Chris Davies said...

@ Salden -

African (human) mtDNA 'L' types have been found in ancient DNA from Chalcolithic contexts in southern Iberia.

African cattle mtDNA types have been found in cattle bones in Neolithic and Bronze Age contexts in Iberia.

Evidence for migration in both directions in prehistory.

Sofia Aurora said...

@Salden

The Khazars had to choose between three religions:
Christianity, Islam and Judaism.
They selected the last!
Also all three religions had representatives including the Jews.
Now why a people who does not descend from the "blood of Abraham" is offered to be included to the Jewish nation?
Only Jews can be members of Judaism. Non-Jews can not!
Even nowadays there is a need to prove that at least one of your parents is a Jew (even via DNA tests) to become an Israeli citizen!
The Jews promoted that Khazars were one of the lost tribes of Israel.
And Salden just because you disagree with an opinion please avoid being insulting, provocative and disrespectfull!!!
Who is "having an axe to grind against Israel or modern Judaism"?
Me?
Because you wrote that ANYBODY and every source that refers to the Khazar Theory is either an ethnic Nationalist or a radical Islamist!
Sycofantic biggotries and personal insults don't answer the issue!
WERE THE KHAZARS RELIGIOUS JEWISH, YES OR NO?
WERE THERE REPRESENTATIVES OF JUDAISN I.E RABBIS IN THE KHAZAR KHAN'S COURT ALONG WITH CHRISTIAN AND MUSLIM PRIESTS, YES OR NO?
What did the Rabbis wanted there?
Finally was Cyrus the Persian Emperor who delivered the Jews from the Babylonians acknowledged as a Messiah, Yes or No?
How can a gentile be christened as a Messiah?
Please try to answer opinions with opinions and not accusations which hide a derogative and underestimating feature!
Anyone is entitled to believe and express what he thinks!
You on the other side wrote a post full of insults and not a single counter-argument and addressed a post of mine which has a Historical base with...genetics!!
Nobody said that the Khazars were "ethnic" Jews.
Read my first post again.
The thing that i wrote was that like the "Finngolians" people perceive Khazars sometimes as Turks or Jews for different reasons!
I believe that your problem is that i reffered to the Jewish religion of the Khazars!
Well that's not my fault!
Blame it on the Rabbis who taught them their Religious beliefs!

Vara said...

@supernord

Yet you cite nothing.

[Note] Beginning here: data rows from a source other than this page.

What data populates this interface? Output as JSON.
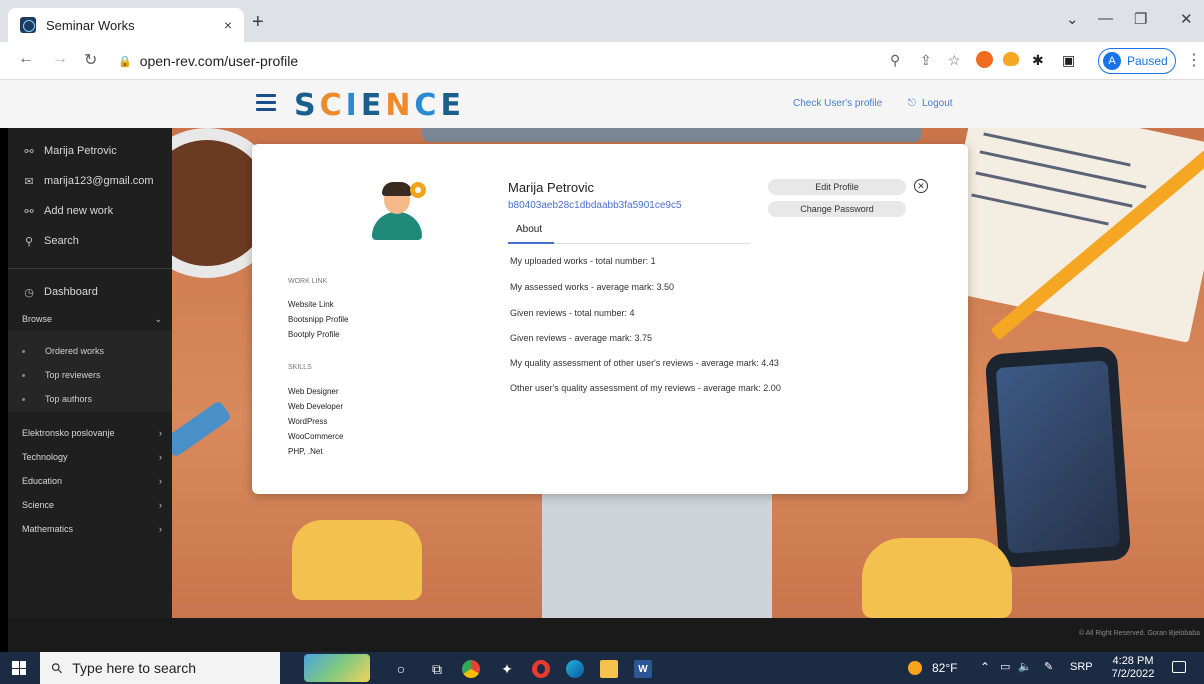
{
  "browser": {
    "tab_title": "Seminar Works",
    "tab_close": "×",
    "new_tab": "+",
    "url": "open-rev.com/user-profile",
    "profile_initial": "A",
    "profile_status": "Paused",
    "window_controls": [
      "⌄",
      "—",
      "❐",
      "✕"
    ]
  },
  "site_header": {
    "logo": "SCIENCE",
    "check_profile": "Check User's profile",
    "logout": "Logout",
    "logout_icon": "⎋"
  },
  "sidebar": {
    "top_items": [
      {
        "label": "Marija Petrovic",
        "icon": "link-icon"
      },
      {
        "label": "marija123@gmail.com",
        "icon": "mail-icon"
      },
      {
        "label": "Add new work",
        "icon": "link-icon"
      },
      {
        "label": "Search",
        "icon": "search-icon"
      }
    ],
    "dashboard": "Dashboard",
    "browse": "Browse",
    "browse_sub": [
      "Ordered works",
      "Top reviewers",
      "Top authors"
    ],
    "categories": [
      "Elektronsko poslovanje",
      "Technology",
      "Education",
      "Science",
      "Mathematics"
    ]
  },
  "profile": {
    "name": "Marija Petrovic",
    "id": "b80403aeb28c1dbdaabb3fa5901ce9c5",
    "tab_about": "About",
    "edit_profile": "Edit Profile",
    "change_password": "Change Password",
    "work_link_heading": "WORK LINK",
    "work_links": [
      "Website Link",
      "Bootsnipp Profile",
      "Bootply Profile"
    ],
    "skills_heading": "SKILLS",
    "skills": [
      "Web Designer",
      "Web Developer",
      "WordPress",
      "WooCommerce",
      "PHP, .Net"
    ],
    "stats": [
      "My uploaded works - total number: 1",
      "My assessed works - average mark: 3.50",
      "Given reviews - total number: 4",
      "Given reviews - average mark: 3.75",
      "My quality assessment of other user's reviews - average mark: 4.43",
      "Other user's quality assessment of my reviews - average mark: 2.00"
    ]
  },
  "footer": {
    "copyright": "© All Right Reserved. Goran Bjelobaba"
  },
  "taskbar": {
    "search_placeholder": "Type here to search",
    "temperature": "82°F",
    "language": "SRP",
    "time": "4:28 PM",
    "date": "7/2/2022"
  }
}
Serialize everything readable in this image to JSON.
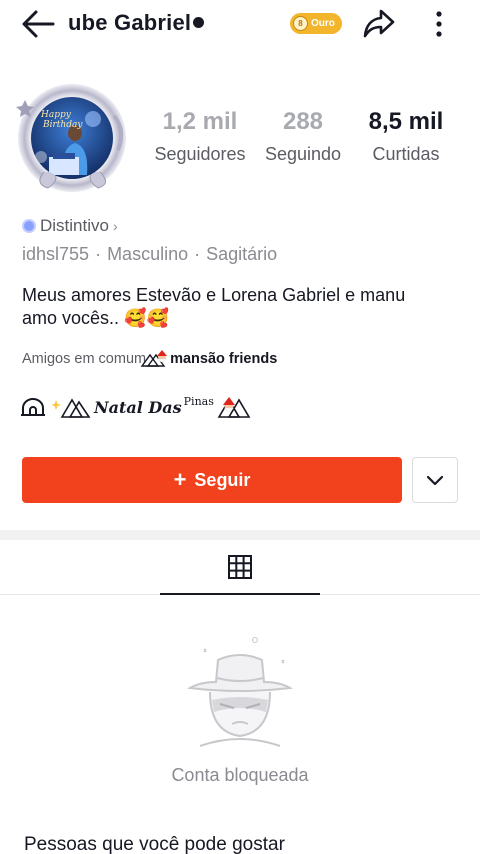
{
  "header": {
    "title": "ube Gabriel",
    "badge_label": "Ouro"
  },
  "profile": {
    "avatar_text_line1": "Happy",
    "avatar_text_line2": "Birthday",
    "stats": [
      {
        "value": "1,2 mil",
        "label": "Seguidores"
      },
      {
        "value": "288",
        "label": "Seguindo"
      },
      {
        "value": "8,5 mil",
        "label": "Curtidas"
      }
    ],
    "distintivo": "Distintivo",
    "username": "idhsl755",
    "gender": "Masculino",
    "sign": "Sagitário",
    "bio_line1": "Meus amores Estevão e Lorena Gabriel e manu",
    "bio_line2": "amo vocês..",
    "bio_emoji": "🥰🥰",
    "friends_prefix": "Amigos em comum",
    "friends_group": "mansão friends",
    "group_name": "Natal Das",
    "group_suffix": "Pinas"
  },
  "actions": {
    "follow_label": "Seguir"
  },
  "content": {
    "blocked_label": "Conta bloqueada",
    "suggest_title": "Pessoas que você pode gostar"
  },
  "colors": {
    "accent": "#f2421d",
    "badge": "#f3b52b"
  }
}
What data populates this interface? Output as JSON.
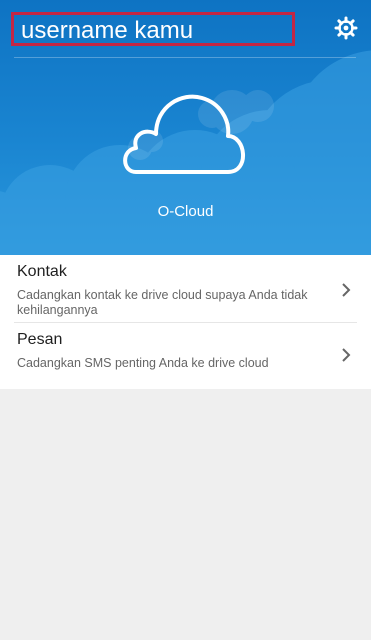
{
  "header": {
    "username": "username kamu",
    "app_name": "O-Cloud",
    "highlight_color": "#c32745",
    "icons": {
      "settings": "gear-icon",
      "cloud": "cloud-icon"
    }
  },
  "list": {
    "items": [
      {
        "title": "Kontak",
        "description": "Cadangkan kontak ke drive cloud supaya Anda tidak kehilangannya",
        "icon": "chevron-right-icon"
      },
      {
        "title": "Pesan",
        "description": "Cadangkan SMS penting Anda ke drive cloud",
        "icon": "chevron-right-icon"
      }
    ]
  }
}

You get etymologies all mixed up based on wishful thinking and horrible understanding of the texts. It is enough that you didn't bother to look up an Indus river that flows through a desert. Go read Gandalf's version of the Avesta, learn the basics and then come back and have a proper discussion.